Gilead Sciences' (NASDAQ: GILD) Harvoni, for example, provides a functional cure for genotype 1 hepatitis C -- a disease that affects an estimated 180 million people worldwide per the World Health Organization. Genotype 1 comprises about 70% of all cases. Harvoni may be convenient and a major step forward in both quality of care and efficacy, but it also costs $1,125 wholesale per once-daily pill for what's often a 12-week treatment course. That works out to $94,500 out of pocket for insurers and/or consumers for a typical course of treatment. Gilead has struck a handful of long-term supply deals recently that resulted in substantial discounts for the pharmacy-benefit managers and insurers involved, but the growing focus on targeted and specialized therapies could make it tough for insurers to control rate hikes moving forward.
Another big issue is whether the law's individual mandate is really doing the trick.
The mandate, in summary, requires consumers to purchase health insurance or face a penalty on their taxes.
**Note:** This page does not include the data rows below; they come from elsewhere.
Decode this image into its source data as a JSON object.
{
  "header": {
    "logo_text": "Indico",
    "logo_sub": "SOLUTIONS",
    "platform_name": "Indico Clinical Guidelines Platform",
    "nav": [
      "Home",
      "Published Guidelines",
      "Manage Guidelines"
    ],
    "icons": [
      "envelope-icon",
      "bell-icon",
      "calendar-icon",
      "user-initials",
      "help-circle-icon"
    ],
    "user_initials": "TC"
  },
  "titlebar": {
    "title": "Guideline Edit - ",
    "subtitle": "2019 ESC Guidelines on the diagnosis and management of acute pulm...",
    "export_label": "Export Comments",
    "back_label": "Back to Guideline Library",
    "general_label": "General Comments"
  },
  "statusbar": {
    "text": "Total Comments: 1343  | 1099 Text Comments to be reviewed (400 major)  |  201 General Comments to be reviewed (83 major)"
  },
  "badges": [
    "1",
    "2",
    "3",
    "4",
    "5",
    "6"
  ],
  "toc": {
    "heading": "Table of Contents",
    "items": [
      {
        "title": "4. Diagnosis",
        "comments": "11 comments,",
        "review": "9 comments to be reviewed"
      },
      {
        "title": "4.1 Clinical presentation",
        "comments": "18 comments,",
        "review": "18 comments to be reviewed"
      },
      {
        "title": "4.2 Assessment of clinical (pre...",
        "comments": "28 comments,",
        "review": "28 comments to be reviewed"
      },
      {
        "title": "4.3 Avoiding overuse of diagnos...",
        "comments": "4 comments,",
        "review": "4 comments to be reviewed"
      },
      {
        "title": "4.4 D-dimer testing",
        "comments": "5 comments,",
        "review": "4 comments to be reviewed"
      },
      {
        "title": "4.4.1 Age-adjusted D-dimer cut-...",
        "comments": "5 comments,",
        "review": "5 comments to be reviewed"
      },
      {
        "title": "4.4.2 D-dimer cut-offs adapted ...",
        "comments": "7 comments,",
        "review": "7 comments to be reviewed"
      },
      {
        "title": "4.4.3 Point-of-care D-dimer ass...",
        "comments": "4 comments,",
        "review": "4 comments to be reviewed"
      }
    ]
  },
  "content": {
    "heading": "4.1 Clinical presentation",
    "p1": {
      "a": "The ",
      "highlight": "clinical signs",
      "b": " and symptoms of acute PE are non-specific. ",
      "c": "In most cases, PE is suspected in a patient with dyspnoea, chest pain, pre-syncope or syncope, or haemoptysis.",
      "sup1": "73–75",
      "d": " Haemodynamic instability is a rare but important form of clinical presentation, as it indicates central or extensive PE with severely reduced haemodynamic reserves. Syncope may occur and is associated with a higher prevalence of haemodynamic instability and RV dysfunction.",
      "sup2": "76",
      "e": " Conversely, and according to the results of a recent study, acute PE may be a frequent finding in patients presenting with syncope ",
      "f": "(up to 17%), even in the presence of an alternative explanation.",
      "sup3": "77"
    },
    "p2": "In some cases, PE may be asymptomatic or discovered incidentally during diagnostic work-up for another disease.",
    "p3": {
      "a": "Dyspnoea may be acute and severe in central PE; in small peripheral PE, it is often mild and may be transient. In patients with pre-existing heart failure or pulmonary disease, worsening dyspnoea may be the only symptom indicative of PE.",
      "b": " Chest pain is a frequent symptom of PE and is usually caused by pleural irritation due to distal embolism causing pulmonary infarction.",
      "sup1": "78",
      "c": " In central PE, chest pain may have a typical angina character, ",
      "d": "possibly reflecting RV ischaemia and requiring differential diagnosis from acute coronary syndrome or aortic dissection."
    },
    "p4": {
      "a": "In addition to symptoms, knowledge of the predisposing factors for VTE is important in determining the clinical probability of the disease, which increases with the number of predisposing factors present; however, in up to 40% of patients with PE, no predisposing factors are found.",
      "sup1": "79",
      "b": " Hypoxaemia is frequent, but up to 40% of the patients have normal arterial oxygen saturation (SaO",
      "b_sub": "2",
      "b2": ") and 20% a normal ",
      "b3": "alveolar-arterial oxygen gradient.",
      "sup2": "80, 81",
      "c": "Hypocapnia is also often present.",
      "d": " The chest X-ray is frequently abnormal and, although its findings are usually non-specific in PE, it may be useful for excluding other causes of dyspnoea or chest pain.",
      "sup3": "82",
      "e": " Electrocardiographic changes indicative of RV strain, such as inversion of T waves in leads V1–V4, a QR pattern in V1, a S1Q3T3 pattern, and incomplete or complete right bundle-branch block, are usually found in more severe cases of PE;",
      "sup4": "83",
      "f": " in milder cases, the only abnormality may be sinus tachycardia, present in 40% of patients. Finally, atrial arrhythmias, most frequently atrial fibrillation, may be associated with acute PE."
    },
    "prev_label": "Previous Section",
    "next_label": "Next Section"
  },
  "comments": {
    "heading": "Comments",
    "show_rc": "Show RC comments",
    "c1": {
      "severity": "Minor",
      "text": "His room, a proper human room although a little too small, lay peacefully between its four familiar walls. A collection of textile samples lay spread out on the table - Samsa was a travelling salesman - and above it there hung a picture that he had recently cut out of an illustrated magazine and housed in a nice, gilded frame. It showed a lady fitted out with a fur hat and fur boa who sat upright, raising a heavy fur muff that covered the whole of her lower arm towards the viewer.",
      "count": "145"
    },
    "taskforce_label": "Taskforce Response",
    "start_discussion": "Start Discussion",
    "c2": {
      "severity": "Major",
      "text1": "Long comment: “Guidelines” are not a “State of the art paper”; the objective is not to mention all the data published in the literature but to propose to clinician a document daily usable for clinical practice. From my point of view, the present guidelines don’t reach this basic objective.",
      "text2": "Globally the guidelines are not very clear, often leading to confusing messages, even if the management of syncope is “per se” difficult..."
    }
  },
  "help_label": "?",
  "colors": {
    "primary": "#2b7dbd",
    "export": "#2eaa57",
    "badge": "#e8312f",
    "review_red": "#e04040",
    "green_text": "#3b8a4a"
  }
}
In 2014 the penalty was the greater of $95 or 1% of your annual modified adjusted gross income. In 2015 the penalty jumps to the greater of $325 or 2% of your modified AGI, and in 2016 it'll hit the greater of $695 or 2.5% of modified AGI.
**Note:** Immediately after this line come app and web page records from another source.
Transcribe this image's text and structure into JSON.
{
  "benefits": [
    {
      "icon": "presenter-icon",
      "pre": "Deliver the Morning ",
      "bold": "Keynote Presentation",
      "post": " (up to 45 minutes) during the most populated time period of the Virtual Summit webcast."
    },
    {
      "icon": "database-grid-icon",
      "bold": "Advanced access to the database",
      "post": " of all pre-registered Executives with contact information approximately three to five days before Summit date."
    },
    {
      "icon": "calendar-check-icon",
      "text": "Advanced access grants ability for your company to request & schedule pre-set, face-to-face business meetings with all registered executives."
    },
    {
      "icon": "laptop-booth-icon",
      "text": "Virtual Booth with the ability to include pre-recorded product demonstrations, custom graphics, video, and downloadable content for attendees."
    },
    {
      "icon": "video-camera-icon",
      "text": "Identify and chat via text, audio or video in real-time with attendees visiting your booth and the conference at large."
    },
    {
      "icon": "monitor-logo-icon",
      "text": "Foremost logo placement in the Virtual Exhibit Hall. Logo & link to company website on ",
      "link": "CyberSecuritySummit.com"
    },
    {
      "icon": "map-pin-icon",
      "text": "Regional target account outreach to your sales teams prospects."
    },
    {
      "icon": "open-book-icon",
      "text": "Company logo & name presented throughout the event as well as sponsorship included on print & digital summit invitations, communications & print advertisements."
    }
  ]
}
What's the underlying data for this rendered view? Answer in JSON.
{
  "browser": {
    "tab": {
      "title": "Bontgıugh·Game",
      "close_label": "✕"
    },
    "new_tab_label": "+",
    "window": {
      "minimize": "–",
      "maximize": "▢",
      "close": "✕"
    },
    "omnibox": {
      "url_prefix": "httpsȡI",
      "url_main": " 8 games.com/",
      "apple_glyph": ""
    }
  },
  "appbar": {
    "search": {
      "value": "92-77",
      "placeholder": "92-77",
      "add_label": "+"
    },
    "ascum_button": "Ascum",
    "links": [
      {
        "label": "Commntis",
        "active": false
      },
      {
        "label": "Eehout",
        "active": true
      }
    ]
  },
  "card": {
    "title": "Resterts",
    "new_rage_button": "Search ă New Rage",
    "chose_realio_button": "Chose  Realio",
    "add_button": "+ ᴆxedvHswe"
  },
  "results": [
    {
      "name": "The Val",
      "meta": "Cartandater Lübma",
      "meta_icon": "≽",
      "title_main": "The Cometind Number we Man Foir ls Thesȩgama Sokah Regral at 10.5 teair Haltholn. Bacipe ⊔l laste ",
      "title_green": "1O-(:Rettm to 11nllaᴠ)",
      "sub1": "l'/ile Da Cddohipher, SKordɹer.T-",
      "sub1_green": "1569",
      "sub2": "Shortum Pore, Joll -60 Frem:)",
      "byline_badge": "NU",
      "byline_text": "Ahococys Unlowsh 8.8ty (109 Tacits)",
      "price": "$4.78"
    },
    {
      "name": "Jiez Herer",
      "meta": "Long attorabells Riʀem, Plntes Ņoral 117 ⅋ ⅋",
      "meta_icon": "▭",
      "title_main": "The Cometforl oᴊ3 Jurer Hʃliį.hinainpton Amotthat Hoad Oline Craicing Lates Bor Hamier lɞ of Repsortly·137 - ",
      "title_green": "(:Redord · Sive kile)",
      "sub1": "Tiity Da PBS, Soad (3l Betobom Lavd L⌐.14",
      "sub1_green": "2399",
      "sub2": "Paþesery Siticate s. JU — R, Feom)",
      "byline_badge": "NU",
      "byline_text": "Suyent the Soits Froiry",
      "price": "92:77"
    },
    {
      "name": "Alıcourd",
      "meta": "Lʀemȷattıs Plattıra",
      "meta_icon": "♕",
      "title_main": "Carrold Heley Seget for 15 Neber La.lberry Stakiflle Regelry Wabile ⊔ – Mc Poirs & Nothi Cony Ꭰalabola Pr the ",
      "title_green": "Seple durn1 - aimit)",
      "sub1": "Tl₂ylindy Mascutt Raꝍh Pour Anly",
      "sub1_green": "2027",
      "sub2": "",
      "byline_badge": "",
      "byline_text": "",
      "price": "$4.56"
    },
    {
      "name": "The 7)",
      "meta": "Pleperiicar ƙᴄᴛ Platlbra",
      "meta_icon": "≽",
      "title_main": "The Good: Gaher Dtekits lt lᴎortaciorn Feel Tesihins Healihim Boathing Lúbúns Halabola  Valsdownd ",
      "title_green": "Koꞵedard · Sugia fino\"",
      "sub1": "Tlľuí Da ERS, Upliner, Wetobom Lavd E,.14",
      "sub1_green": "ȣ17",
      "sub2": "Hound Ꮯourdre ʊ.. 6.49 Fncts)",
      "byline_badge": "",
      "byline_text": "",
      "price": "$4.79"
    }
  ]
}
In 2014, based on data from H&R Block, the average penalty was just $178. By comparison, the average bronze level plan across the country ran $307 in 2015. Comparing the two -- nearly $3,700 in premium costs, not including deductibles, versus a few hundred dollars in penalties -- demonstrates why young adults who are desperately needed to help offset the costs of sicker enrollees are probably not signing up as quickly as anticipated.
Things to keep in mind
Though it would appear that insurers have reasonable justifications for increasing their costs at a more sizable rate than in 2014 or 2015, there are some questions left to be answered.
For starters, as was mentioned above, insurers will have to justify their increases before their rate hikes are approved. In some instances, insurers' exorbitant requests will be merited; however, the prior two years of rate negotiations have demonstrated that this is rarely the case, and the final rate request is often lower than the initial proposed increase.
Also, consider that the release of data from the Obama administration doesn't include single-digit rate hikes or declines. This was merely a list of the double-digit premium increases and decreases on a state-by-state basis. Releasing the data this way can dramatize things a bit and make these increases appear worse than they really are.
According to Forbes, which interviewed a number of analysts, a high-single-digit increase is the most likely scenario across the nation in 2016. While that might seem unpleasant, this isn't out of line with the historical norm when it comes to health plan premium increases.
Whether a high-single-digit price hike is going to lead to better profitability for insurers and investors in the healthcare sector is a completely different story -- and one that'll definitely have to wait to be answered until King vs. Burwell is decided by the Supreme Court later this month.